KAMPALA – Legislators have divided over proposals presented by the Committee on Rules, Privileges and Discipline that among others, recommends changes in the process of the election of the Speaker and Deputy Speaker.
The proposals were by the committee chairperson, Hon. Clement Ongalo-Obote during Tuesday’s plenary sitting.
“I suggest that you study the proposals and if you want to make more proposals, they should be submitted early enough to the Clerk. A date will be given for the debate of this report and there will be no spontaneous proposals from the Floor,” said Speaker Rebecca Kadaga.
The proposal recommends that Rule 5 should be amended to bar candidates for the position of Speaker and Deputy Speaker, from campaigning because there are, according to the report, high chances of hurting the dignity of the individuals concerned and in turn the institution of Parliament.
The rules of procedure currently provide for the election of the Speaker and Deputy Speaker, with the only envisaged exit from these positions being by impeachment under Rule 107.
Ongalo-Obote further proposed that the rules should be amended to provide for resignation from the offices of Speaker and Deputy Speaker, noting that the rules did not provide for voluntary exit from these offices.
The committee report also proposes to amend Rule 19 (2) to include Monday as a Parliamentary sitting day, in addition to the prescribed Tuesday, Wednesday and Thursday; with a view of creating more opportunities for MPs to speak in the House.

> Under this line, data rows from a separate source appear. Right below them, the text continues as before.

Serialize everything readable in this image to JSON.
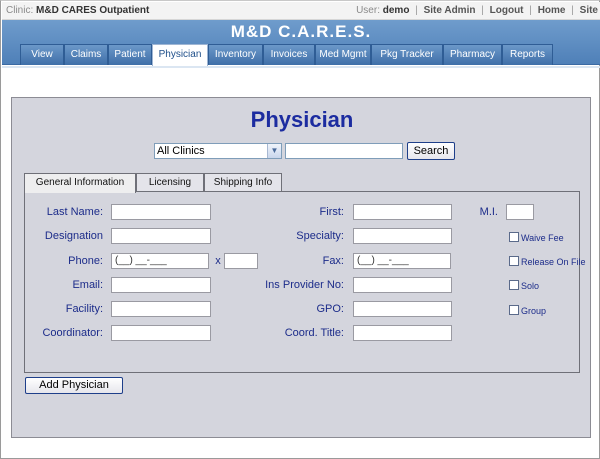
{
  "topbar": {
    "clinic_label": "Clinic:",
    "clinic_name": "M&D CARES Outpatient",
    "user_label": "User:",
    "user_name": "demo",
    "links": [
      "Site Admin",
      "Logout",
      "Home",
      "Site"
    ]
  },
  "header": {
    "title": "M&D C.A.R.E.S.",
    "tabs": [
      "View",
      "Claims",
      "Patient",
      "Physician",
      "Inventory",
      "Invoices",
      "Med Mgmt",
      "Pkg Tracker",
      "Pharmacy",
      "Reports"
    ],
    "active_tab": "Physician"
  },
  "page": {
    "title": "Physician",
    "clinic_filter": "All Clinics",
    "search_value": "",
    "search_button": "Search",
    "form_tabs": [
      "General Information",
      "Licensing",
      "Shipping Info"
    ],
    "active_form_tab": "General Information",
    "add_button": "Add Physician"
  },
  "form": {
    "last_name_label": "Last Name:",
    "designation_label": "Designation",
    "phone_label": "Phone:",
    "phone_value": "(__) __-___",
    "ext_label": "x",
    "email_label": "Email:",
    "facility_label": "Facility:",
    "coordinator_label": "Coordinator:",
    "first_label": "First:",
    "specialty_label": "Specialty:",
    "fax_label": "Fax:",
    "fax_value": "(__) __-___",
    "ins_provider_label": "Ins Provider No:",
    "gpo_label": "GPO:",
    "coord_title_label": "Coord. Title:",
    "mi_label": "M.I.",
    "waive_fee_label": "Waive Fee",
    "release_on_file_label": "Release On File",
    "solo_label": "Solo",
    "group_label": "Group"
  },
  "colors": {
    "header_blue": "#5a89c0",
    "title_navy": "#1c2ca0",
    "label_blue": "#1c2c8a",
    "panel_gray": "#d4d5dd"
  }
}
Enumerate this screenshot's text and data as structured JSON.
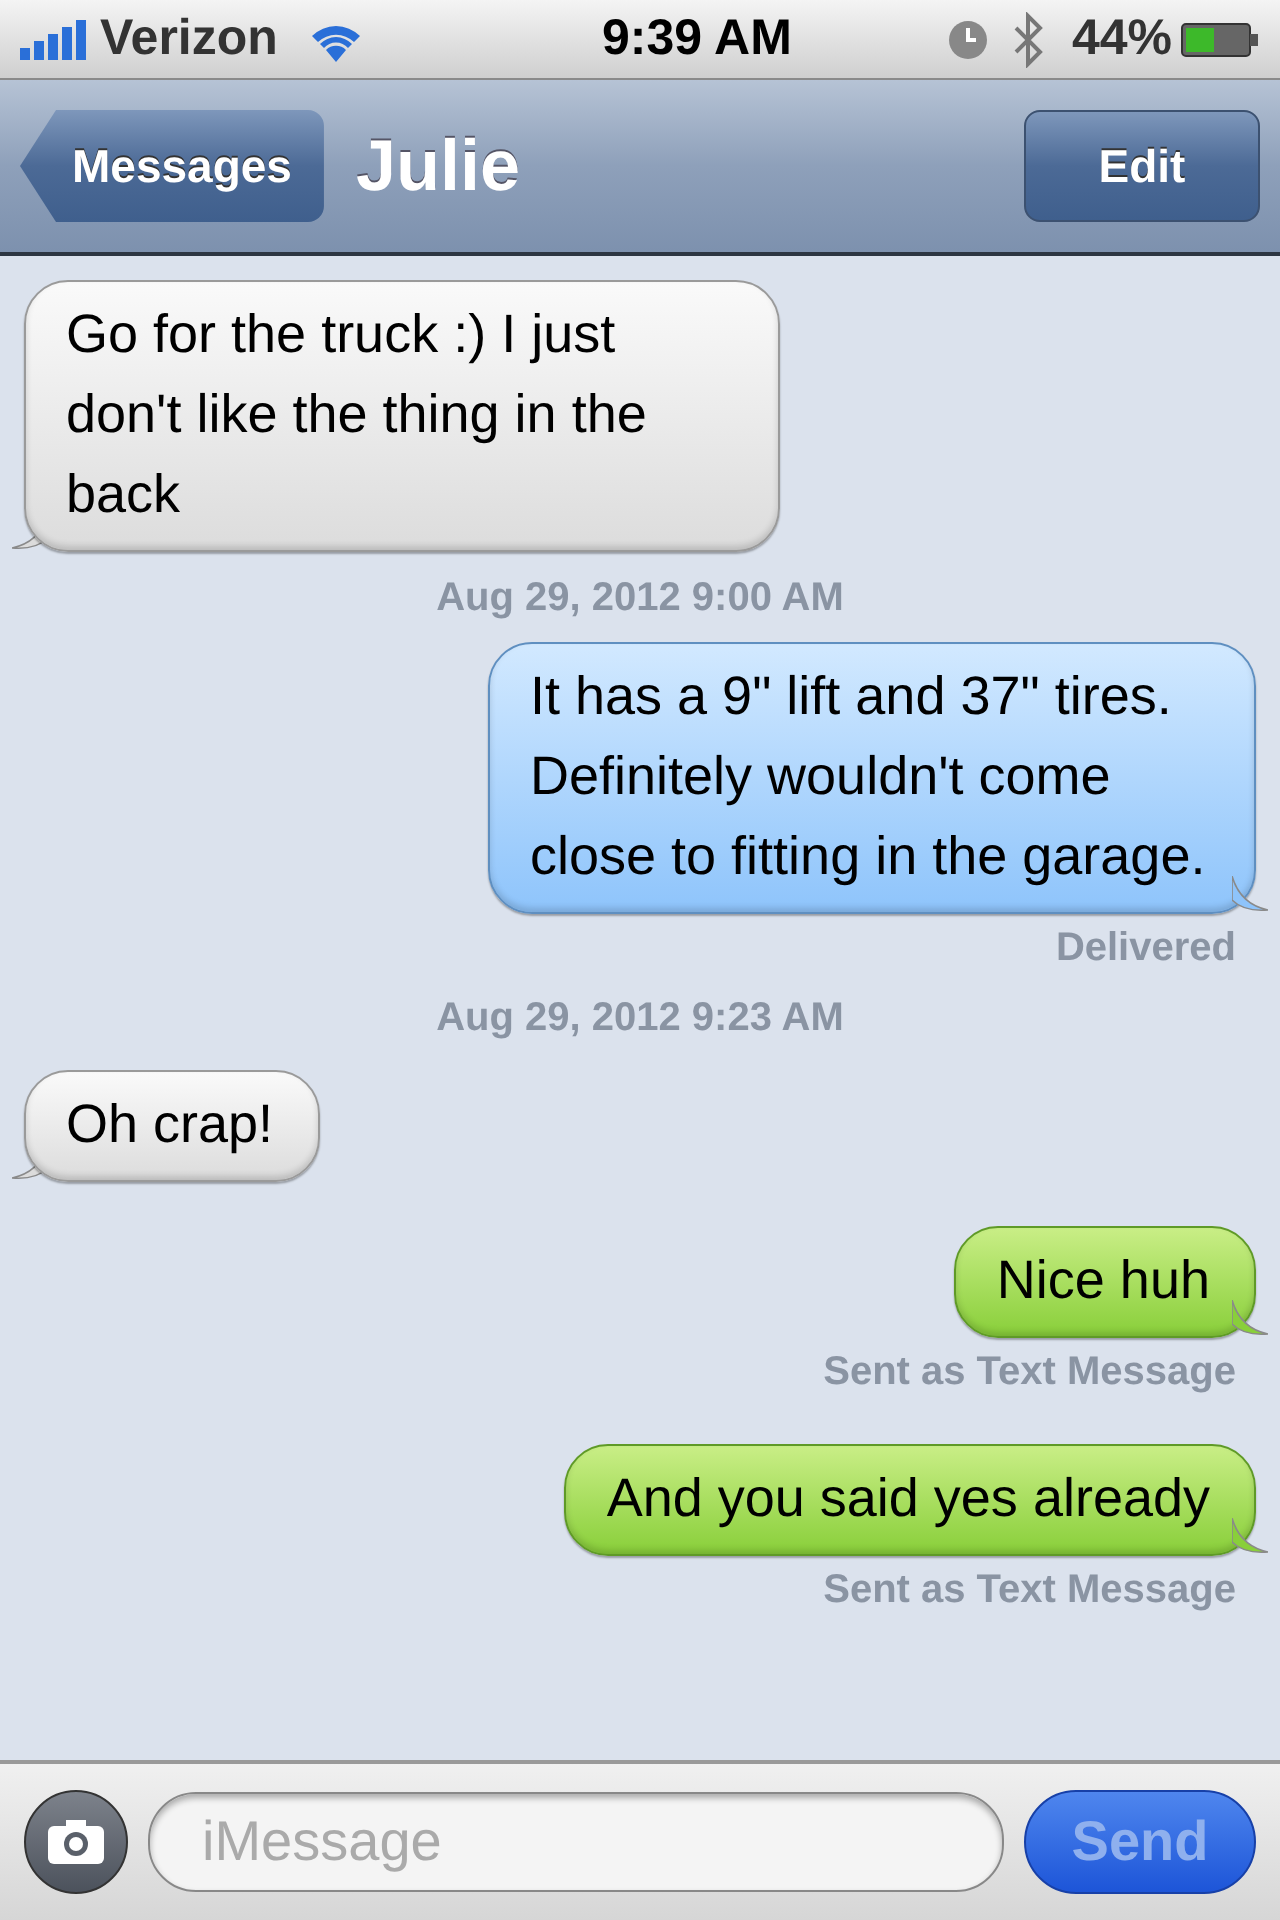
{
  "status_bar": {
    "carrier": "Verizon",
    "time": "9:39 AM",
    "battery": "44%"
  },
  "nav_bar": {
    "back": "Messages",
    "title": "Julie",
    "edit": "Edit"
  },
  "messages": [
    {
      "kind": "received",
      "text": "Go for the truck :) I just don't like the thing in the back"
    },
    {
      "kind": "timestamp",
      "text": "Aug 29, 2012 9:00 AM"
    },
    {
      "kind": "sent_imessage",
      "text": "It has a 9\" lift and 37\" tires. Definitely wouldn't come close to fitting in the garage.",
      "status": "Delivered"
    },
    {
      "kind": "timestamp",
      "text": "Aug 29, 2012 9:23 AM"
    },
    {
      "kind": "received",
      "text": "Oh crap!"
    },
    {
      "kind": "sent_sms",
      "text": "Nice huh",
      "status": "Sent as Text Message"
    },
    {
      "kind": "sent_sms",
      "text": "And you said yes already",
      "status": "Sent as Text Message"
    }
  ],
  "composer": {
    "placeholder": "iMessage",
    "send": "Send",
    "send_disabled": true
  }
}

“The size of Parliament has increased overtime with the 11th Parliament expected to be 72 members bigger than the 10th Parliament. It is, however, a matter of concern that the hours of the sittings of Parliament have remained the same,” Ongalo-Obote told the House.
Another proposal by the committee is for questions to be asked during Prime Minister’s Time to be submitted to the Prime Minister in advance, and that they ought to be limited to questions on government policy and clustered together if they are related to the same policy.
Prime Minister’s Time provided for under Rule 41 was borrowed from the House of Commons in the United Kingdom. However, the Prime Minister in Uganda does not have same powers as the Prime Minister in the United Kingdom who is the head of government and chief executive of the country.
“The committee observed that answers during Prime Minister’s Time may not be conclusive because on certain issues the Prime Minister may have to consult with the President and sector ministers. This makes the procedure not as effective as it is in the United Kingdom,” reads the proposals.
The committee also proposed that with the growing number of legislators in the House, MPs should belong to one Parliament committee on an annual rotational basis, so as to improve on the efficiency and effectiveness of committees.
Further, it was also proposed that a nomination fee be introduced for candidates seeking election to the East African Legislative Assembly (EALA) of Shs 3 million in a bid to harmonise the election procedures of EALA with that of other electoral offices in the country.
A proposal has also been made to amend Appendix G of the Rules to further regulate electronic coverage of House proceedings, noting a stretch on the right to privacy and heightened misinformation on Parliament business.
The committee was tasked on 28 January 2021 to review the current rules governing the proceedings of Parliament.